Task statement =
The reply should hold every line of the listing exactly, and none of its images.

(The records Opens)

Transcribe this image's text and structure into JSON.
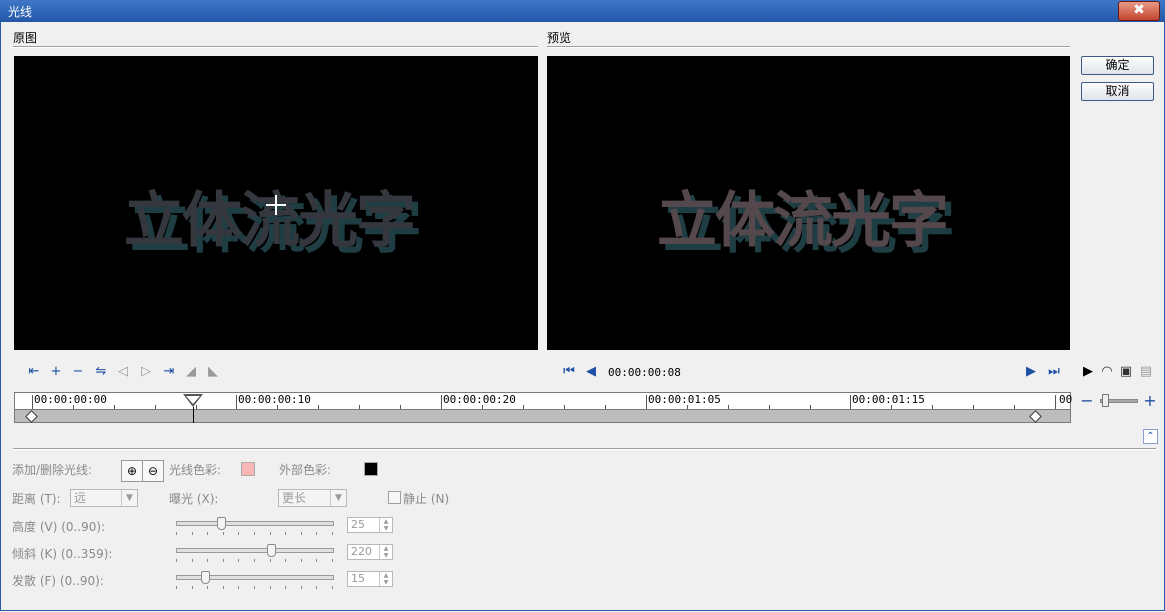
{
  "window": {
    "title": "光线",
    "close_label": "✖"
  },
  "original": {
    "label": "原图",
    "image_text": "立体流光字"
  },
  "preview": {
    "label": "预览",
    "image_text": "立体流光字",
    "timecode": "00:00:00:08"
  },
  "buttons": {
    "ok": "确定",
    "cancel": "取消"
  },
  "timeline": {
    "marks": [
      "00:00:00:00",
      "00:00:00:10",
      "00:00:00:20",
      "00:00:01:05",
      "00:00:01:15",
      "00"
    ],
    "zoom_out": "−",
    "zoom_in": "+",
    "collapse": "⌃"
  },
  "light": {
    "add_remove_label": "添加/删除光线:",
    "color_label": "光线色彩:",
    "color": "#f8b8b8",
    "outer_color_label": "外部色彩:",
    "outer_color": "#000000"
  },
  "distance": {
    "label": "距离 (T):",
    "value": "远"
  },
  "exposure": {
    "label": "曝光 (X):",
    "value": "更长"
  },
  "still": {
    "label": "静止 (N)",
    "checked": false
  },
  "height": {
    "label": "高度 (V) (0..90):",
    "value": "25",
    "level": 25,
    "max": 90
  },
  "tilt": {
    "label": "倾斜 (K) (0..359):",
    "value": "220",
    "level": 220,
    "max": 359
  },
  "diffuse": {
    "label": "发散 (F) (0..90):",
    "value": "15",
    "level": 15,
    "max": 90
  }
}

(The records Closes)

Reply =
Transcribe this image's text and structure into JSON.
{
  "window": {
    "title": "光线",
    "close_label": "✖"
  },
  "original": {
    "label": "原图",
    "image_text": "立体流光字"
  },
  "preview": {
    "label": "预览",
    "image_text": "立体流光字",
    "timecode": "00:00:00:08"
  },
  "buttons": {
    "ok": "确定",
    "cancel": "取消"
  },
  "timeline": {
    "marks": [
      "00:00:00:00",
      "00:00:00:10",
      "00:00:00:20",
      "00:00:01:05",
      "00:00:01:15",
      "00"
    ],
    "zoom_out": "−",
    "zoom_in": "+",
    "collapse": "⌃"
  },
  "light": {
    "add_remove_label": "添加/删除光线:",
    "color_label": "光线色彩:",
    "color": "#f8b8b8",
    "outer_color_label": "外部色彩:",
    "outer_color": "#000000"
  },
  "distance": {
    "label": "距离 (T):",
    "value": "远"
  },
  "exposure": {
    "label": "曝光 (X):",
    "value": "更长"
  },
  "still": {
    "label": "静止 (N)",
    "checked": false
  },
  "height": {
    "label": "高度 (V) (0..90):",
    "value": "25",
    "level": 25,
    "max": 90
  },
  "tilt": {
    "label": "倾斜 (K) (0..359):",
    "value": "220",
    "level": 220,
    "max": 359
  },
  "diffuse": {
    "label": "发散 (F) (0..90):",
    "value": "15",
    "level": 15,
    "max": 90
  }
}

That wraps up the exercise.